If you run this procedure using IBM Data Studio, you can parse XML directly into input value windows as Figure 2 illustrates.
Figure 2. XML string as input parameter
In this tutorial, you've learned how to declare global temporary tables and use them in stored procedures. You've also learned how you can use savepoints and the GET DIAGNOSTICS statement to improve your database application. In addition, you've learned about the new DB2 hieratical query and MERGE functionality to help you implement complex business solutions. The ability to use XML technology in your database development can greatly simplify your complex business logic. Knowledge of those advanced features will help you to pass 735 Certification Exam.
- Read Part 1 of the series, "SQL Procedure Language," to learn about SQL Procedure Languag, including a variable, condition, and handler declaration, flow of control and iterative statements, as well as an error-handling mechanism.
- In Part 2 of the series, "DB2 SQL Procedures," learn about DB2 9.5 SQL procedures, including an introduction to stored procedures, the advantages of using stored procedures, and the differences between SQL procedures and external procedures.
- Part 3 of the series, "DB2 SQL functions," introduces you to user-defined functions and walks you through the basic steps used to construct user-defined functions. This tutorial also introduces you to the structure of SQL functions and covers the ins and outs of SQL function development.
- Visit the Test 735: DB2 9.5 SQL Procedure Developer page to get comprehensive resources related to the exam.
- The DB2 Family Fundamentals tutorial series gives you the resources you need to ace the DB2 Family Fundamentals test.
- Visit the developerWorks resource page for DB2 for Linux, UNIX, and Windows to read articles and tutorials and connect to other resources to expand your DB2 skills.
- Learn about DB2 Express-C, the no-charge version of DB2 Express Edition for the community.

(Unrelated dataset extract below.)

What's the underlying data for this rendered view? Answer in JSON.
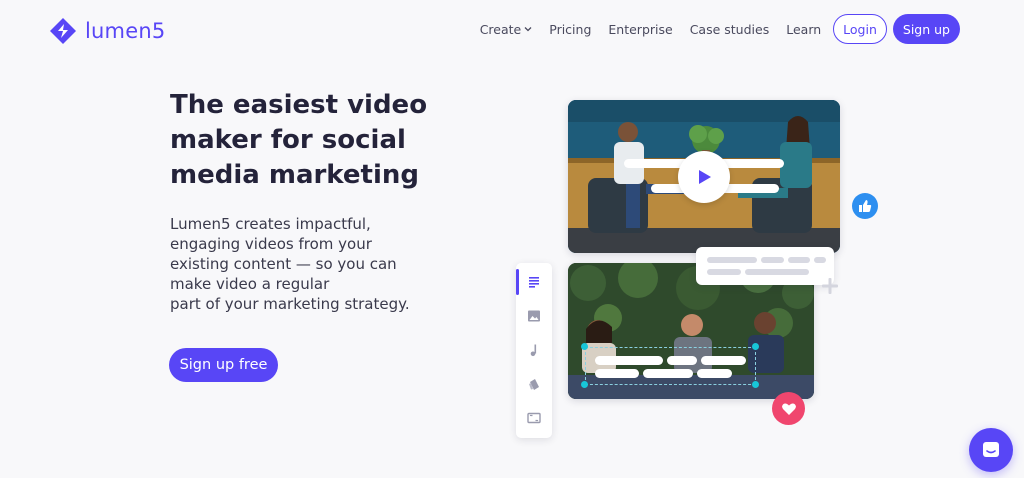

- The DB2 9 for z/OS Stored Procedures: Through the CALL and Beyond IBM Redbook contains information about SQL Procedures.
- DB2 v9.5 Information Center: Learn more about DB2 SQL procedures.
Get products and technologies
- Download IBM product evaluation versions and get your hands on application development tools and middleware products from DB2®, Lotus®, Rational®, Tivoli®, and WebSphere®.
- Download a free trial version of DB2 9 for Linux, UNIX, and Windows.
- Now you can use DB2 for free. Download DB2 Express-C, a no-charge version of DB2 Express Edition for the community that offers the same core data features as DB2 Express Edition and provides a solid base to build and deploy applications.